What does it mean when we remember something that never happened? Are our minds playing tricks on us? Is it just selective memory? Have we gradually distorted memories of the events over the course of many memory retrieval alterations? Or … Are we, in fact, remembering something from a parallel universe that is not a part of this timeline? Did something change in the past so that many possible timelines were created, each with different events? Can we REALLY reach across the ether to connect with an entirely different timeline than the one we live in?
Crazy questions. It seems like false memory – especially the Mandela Effect’s SHARED false memory – creates more questions than it answers.
Neuroscientist, psychologist, and conspiracy theorist all have attributed their own theories to what is the root cause of the phenomenon known as the Mandela effect. Still, the debate rages on about why so many people are misremembering historical events, movie titles, television episodes, movie scenes, pop culture characters, and many more things. Could we all be living in parallel universes? Are time travellers altering significant cultural events? Is cognitive dissonance to blame? Or are people just insane? There is no definitive answer. It could be a combination of all of the above. But one thing is for certain, the Mandela effect is a real thing that touches millions of people from different walks of life. In conclusion, we live in the age of information, where science and technology are both evolving at a rapid pace, so it is only a matter time before researchers and scientists find the true cause behind the Mandela effect phenomenon.
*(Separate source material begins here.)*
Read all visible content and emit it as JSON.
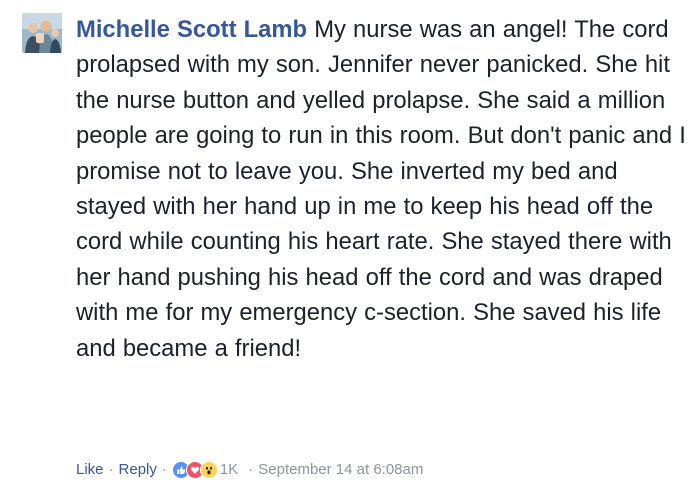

P.S. A Survey is in the works which will be posted on this website soon which can (possibly) give an insight as to what the people have experienced.